While both Peter Pan and Alice in Wonderland are read and studied in the United States, it is difficult to overestimate their importance in the British, specifically, the English psyche. Separated by 40 years, both works are emblematic of the exact moment when the sun always shone and the British Empire was transcendent, the years before the First World War destroyed an entire generation of young men and, with it, all hope for the future. In order for our world to make sense, we want Peter and Alice to go on exactly as they were when we first met them, unchanged by time, untouched by war or recession or greedy bankers. What we don't want is for them to grow up.
|Photo by Nobby Clarke|
As they try to find their lost childhoods they appeal to their literary fathers (Nicholas Farrell as Lewis Carroll and Derek Riddell as J.M. Barrie) and their imaginary younger selves (Olly Alexander and Ruby Bentall). Throughout, Logan, through his characters, is excavating truth from fantasy, fiction from non-fiction, and asking the question, "Can something be true without being real?" In Peter and Alice, the most poignant line comes from Mrs. Hargreaves as she extends, finally, a hand to Mr. Davies, "Take my hand," she offers, "I know the way to Wonderland." He can't, and he will never find it again.
Peter and Alice is the second production in the first season of the Michael Grandage Company, so far wildly successful, with a cast, as they say, to die for. Later we get Daniel Radcliffe in Martin McDonagh's bleakly, blackly funny The Cripple of Inishmaan, this year's Hedda Gabler; Sheridan Smith with David Walliams in Shakespeare's A Midsummer Night's Dream; and Jude Law as Henry V. The first was a stunning, and stunningly funny, production of Peter Nichols' Privates on Parade starring the inimitable Simon Russell Beale, which won all possible awards. If Grandage continues as he's started, this is going to be the theatrical year of the century.
Terence Rattigan may have been overlooked for years in the wake of the "Angry Young Men" plays, considered old-fashioned, and miserable about his sexuality, but he wrote some wonderful plays and, in a way, it is only now that we are beginning to appreciate the contribution he made to the theatrical literature with The Browning Version, Man and Boy, The Deep Blue Sea, Separate Tables, and many others; perhaps most of all by the one currently at the Old Vic, The Winslow Boy. He wrote, perhaps better than any other playwright except Shakespeare, about the relationships between men—brothers, fathers, and sons; older and younger; even friends, although there are no gay characters in his plays.
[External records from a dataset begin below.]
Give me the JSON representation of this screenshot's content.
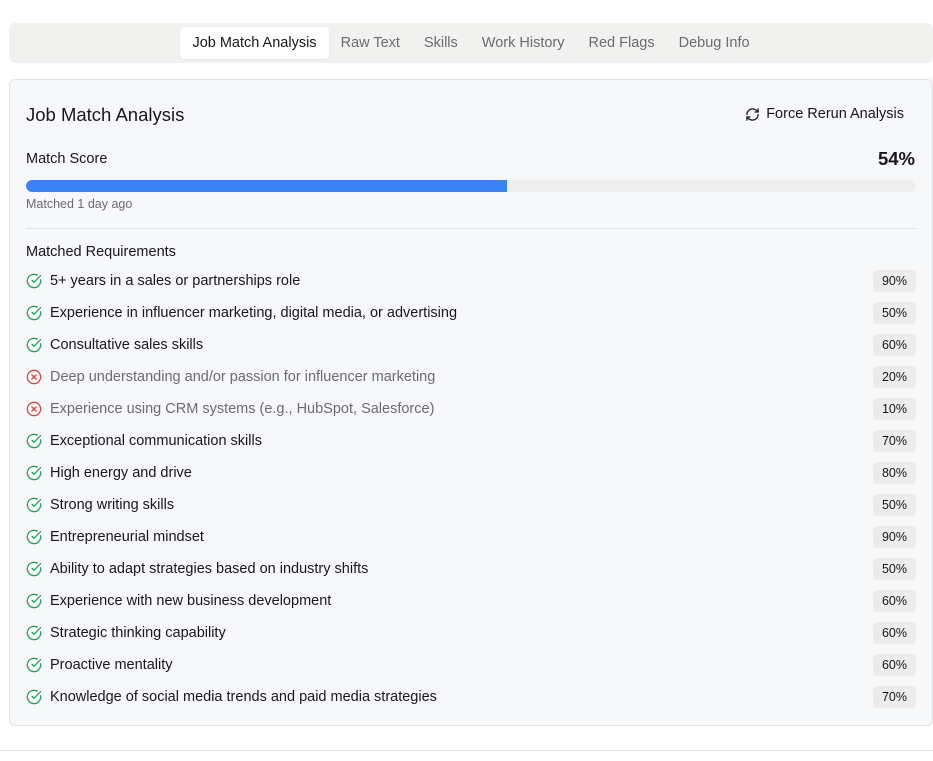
{
  "tabs": [
    {
      "label": "Job Match Analysis",
      "active": true
    },
    {
      "label": "Raw Text",
      "active": false
    },
    {
      "label": "Skills",
      "active": false
    },
    {
      "label": "Work History",
      "active": false
    },
    {
      "label": "Red Flags",
      "active": false
    },
    {
      "label": "Debug Info",
      "active": false
    }
  ],
  "card": {
    "title": "Job Match Analysis",
    "rerun_label": "Force Rerun Analysis",
    "rerun_icon": "refresh-icon"
  },
  "score": {
    "label": "Match Score",
    "value_text": "54%",
    "progress_fraction": 0.54,
    "matched_time": "Matched 1 day ago"
  },
  "colors": {
    "progress": "#3b82f6",
    "matched_icon": "#22a55a",
    "unmatched_icon": "#e0453b"
  },
  "requirements": {
    "heading": "Matched Requirements",
    "items": [
      {
        "text": "5+ years in a sales or partnerships role",
        "pct": "90%",
        "matched": true
      },
      {
        "text": "Experience in influencer marketing, digital media, or advertising",
        "pct": "50%",
        "matched": true
      },
      {
        "text": "Consultative sales skills",
        "pct": "60%",
        "matched": true
      },
      {
        "text": "Deep understanding and/or passion for influencer marketing",
        "pct": "20%",
        "matched": false
      },
      {
        "text": "Experience using CRM systems (e.g., HubSpot, Salesforce)",
        "pct": "10%",
        "matched": false
      },
      {
        "text": "Exceptional communication skills",
        "pct": "70%",
        "matched": true
      },
      {
        "text": "High energy and drive",
        "pct": "80%",
        "matched": true
      },
      {
        "text": "Strong writing skills",
        "pct": "50%",
        "matched": true
      },
      {
        "text": "Entrepreneurial mindset",
        "pct": "90%",
        "matched": true
      },
      {
        "text": "Ability to adapt strategies based on industry shifts",
        "pct": "50%",
        "matched": true
      },
      {
        "text": "Experience with new business development",
        "pct": "60%",
        "matched": true
      },
      {
        "text": "Strategic thinking capability",
        "pct": "60%",
        "matched": true
      },
      {
        "text": "Proactive mentality",
        "pct": "60%",
        "matched": true
      },
      {
        "text": "Knowledge of social media trends and paid media strategies",
        "pct": "70%",
        "matched": true
      }
    ]
  }
}
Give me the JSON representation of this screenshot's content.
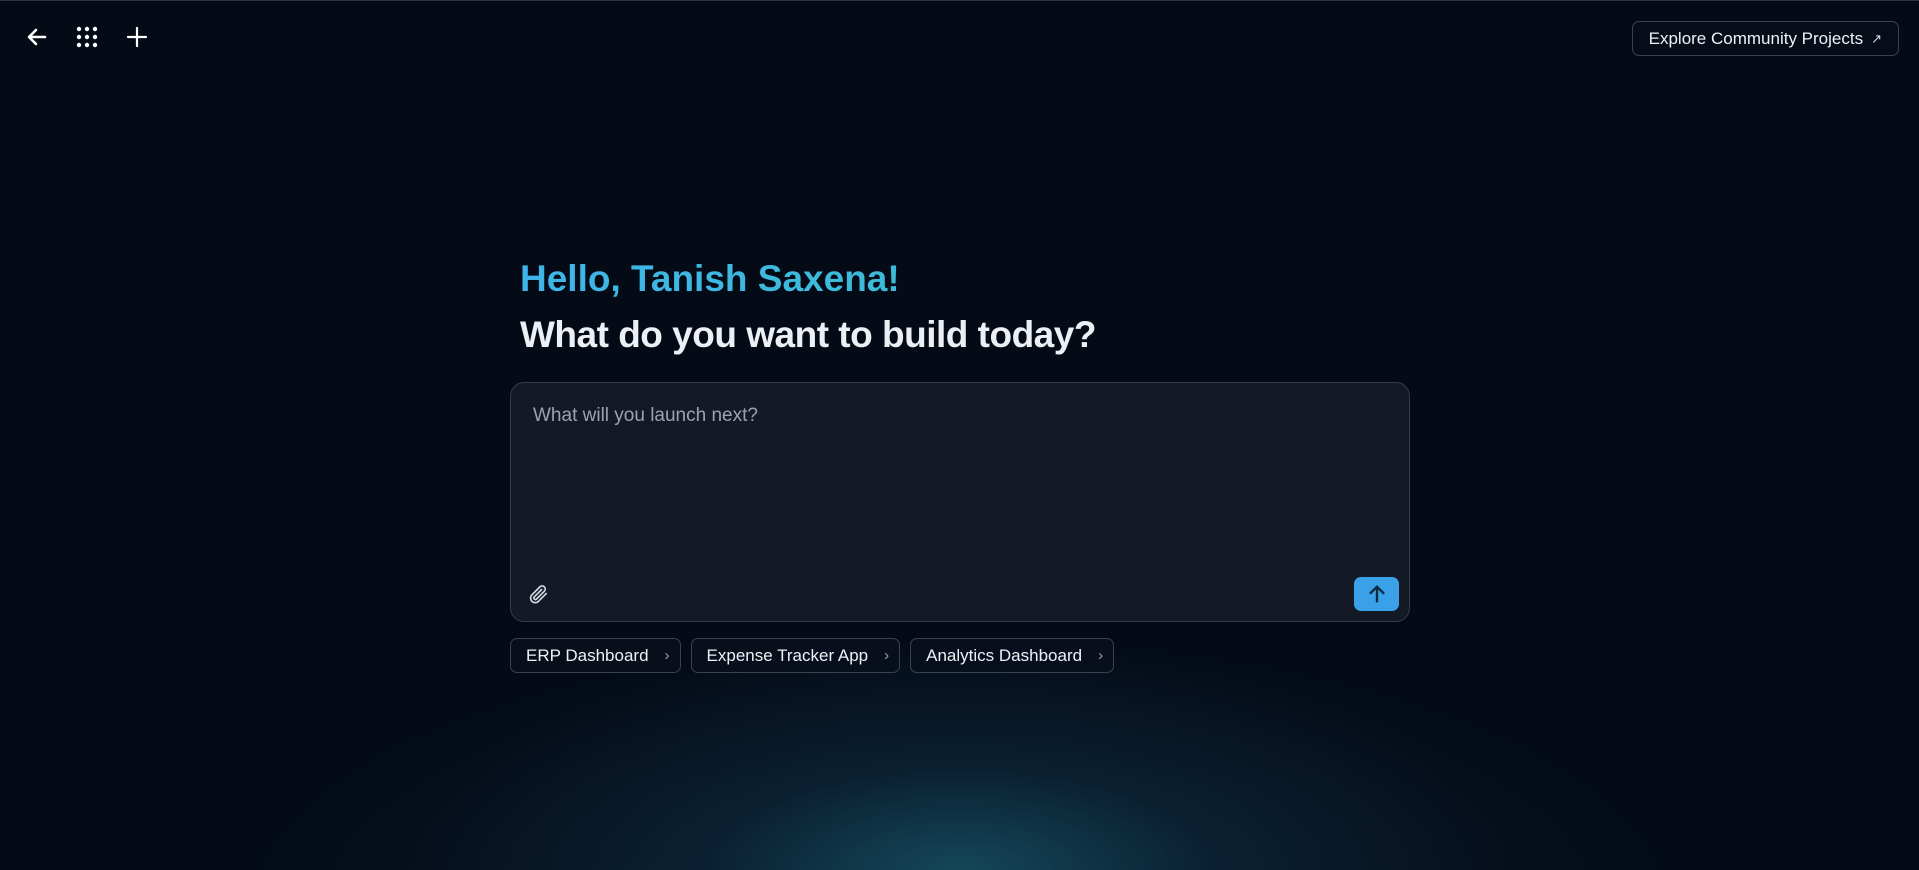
{
  "topbar": {
    "back_icon": "arrow-left-icon",
    "apps_icon": "grid-dots-icon",
    "new_icon": "plus-icon",
    "explore_label": "Explore Community Projects",
    "explore_icon": "external-arrow-icon"
  },
  "hero": {
    "greeting": "Hello, Tanish Saxena!",
    "subtitle": "What do you want to build today?"
  },
  "prompt": {
    "placeholder": "What will you launch next?",
    "value": "",
    "attach_icon": "paperclip-icon",
    "send_icon": "arrow-up-icon"
  },
  "suggestions": [
    {
      "label": "ERP Dashboard"
    },
    {
      "label": "Expense Tracker App"
    },
    {
      "label": "Analytics Dashboard"
    }
  ],
  "colors": {
    "background": "#040a16",
    "accent": "#3aa0e8",
    "greeting_gradient_start": "#3fb4ea",
    "greeting_gradient_end": "#3bbfcf"
  }
}
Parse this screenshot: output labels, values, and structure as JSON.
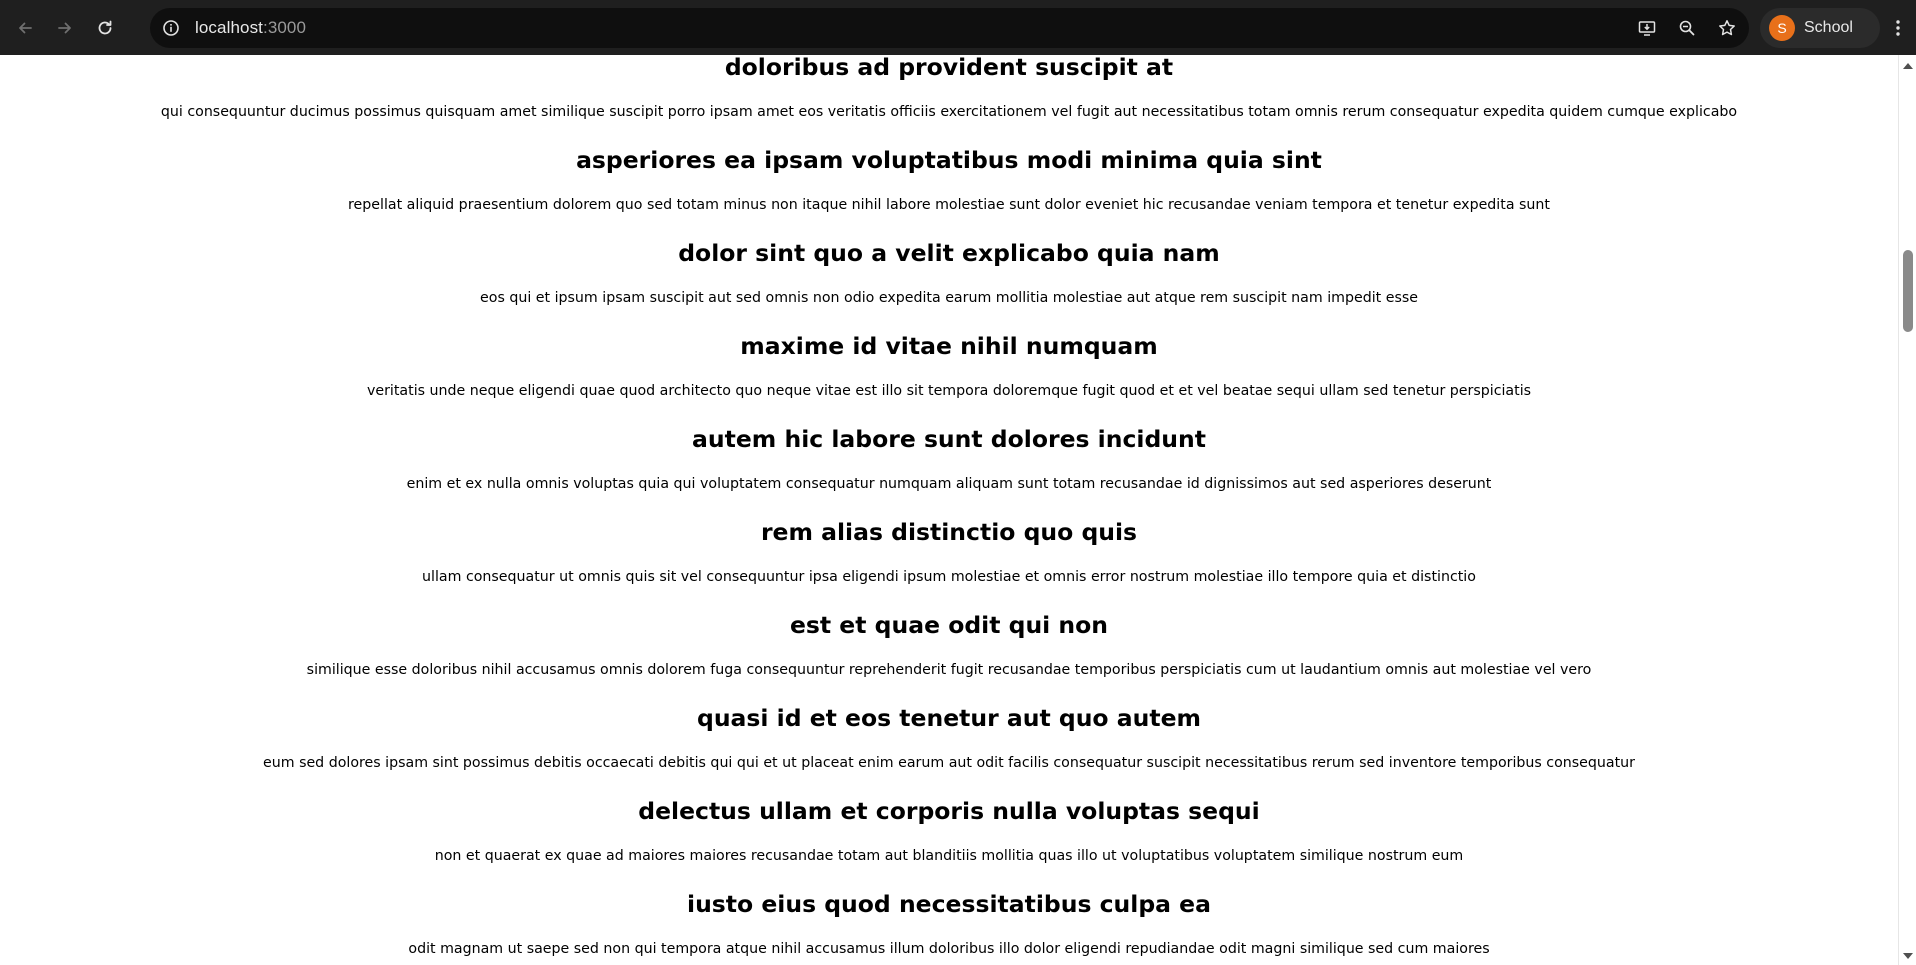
{
  "browser": {
    "url_host": "localhost",
    "url_port": ":3000",
    "profile_initial": "S",
    "profile_name": "School",
    "icons": {
      "back": "arrow-left-icon",
      "forward": "arrow-right-icon",
      "reload": "reload-icon",
      "site_info": "info-icon",
      "install": "install-app-icon",
      "zoom": "zoom-out-icon",
      "bookmark": "star-icon",
      "menu": "kebab-menu-icon"
    },
    "avatar_color": "#e8701a"
  },
  "posts": [
    {
      "title": "doloribus ad provident suscipit at",
      "body": "qui consequuntur ducimus possimus quisquam amet similique suscipit porro ipsam amet eos veritatis officiis exercitationem vel fugit aut necessitatibus totam omnis rerum consequatur expedita quidem cumque explicabo"
    },
    {
      "title": "asperiores ea ipsam voluptatibus modi minima quia sint",
      "body": "repellat aliquid praesentium dolorem quo sed totam minus non itaque nihil labore molestiae sunt dolor eveniet hic recusandae veniam tempora et tenetur expedita sunt"
    },
    {
      "title": "dolor sint quo a velit explicabo quia nam",
      "body": "eos qui et ipsum ipsam suscipit aut sed omnis non odio expedita earum mollitia molestiae aut atque rem suscipit nam impedit esse"
    },
    {
      "title": "maxime id vitae nihil numquam",
      "body": "veritatis unde neque eligendi quae quod architecto quo neque vitae est illo sit tempora doloremque fugit quod et et vel beatae sequi ullam sed tenetur perspiciatis"
    },
    {
      "title": "autem hic labore sunt dolores incidunt",
      "body": "enim et ex nulla omnis voluptas quia qui voluptatem consequatur numquam aliquam sunt totam recusandae id dignissimos aut sed asperiores deserunt"
    },
    {
      "title": "rem alias distinctio quo quis",
      "body": "ullam consequatur ut omnis quis sit vel consequuntur ipsa eligendi ipsum molestiae et omnis error nostrum molestiae illo tempore quia et distinctio"
    },
    {
      "title": "est et quae odit qui non",
      "body": "similique esse doloribus nihil accusamus omnis dolorem fuga consequuntur reprehenderit fugit recusandae temporibus perspiciatis cum ut laudantium omnis aut molestiae vel vero"
    },
    {
      "title": "quasi id et eos tenetur aut quo autem",
      "body": "eum sed dolores ipsam sint possimus debitis occaecati debitis qui qui et ut placeat enim earum aut odit facilis consequatur suscipit necessitatibus rerum sed inventore temporibus consequatur"
    },
    {
      "title": "delectus ullam et corporis nulla voluptas sequi",
      "body": "non et quaerat ex quae ad maiores maiores recusandae totam aut blanditiis mollitia quas illo ut voluptatibus voluptatem similique nostrum eum"
    },
    {
      "title": "iusto eius quod necessitatibus culpa ea",
      "body": "odit magnam ut saepe sed non qui tempora atque nihil accusamus illum doloribus illo dolor eligendi repudiandae odit magni similique sed cum maiores"
    }
  ]
}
Rattigan believed in craftsmanship, in making plays which would stand the test of time, and in The Winslow Boy, he took the true story of the boy who may, or may not, have stolen a five shilling postal order from a schoolmate at his military school, to examine the whole question of male identity and its confusion at different ages and what it means to be a man. It is, after all, only about a boy from a privileged home and his father's insistence on vindicating him from this petty charge, which grows into a major court case, complete with defense from a Queen's Council barrister. The case not only impoverishes his family but also reveals Rattigan's central concern with human rights and his belief in justice at all costs.
He was a marvel of a playwright, in this case matched by Lindsay Posner's production and Henry Goodman's performance as the father in tandem with Peter Sullivan's as the QC. (Ruth Leon is a London and New York City arts writer and critic whose work has been seen in Playbill magazine and other publications.)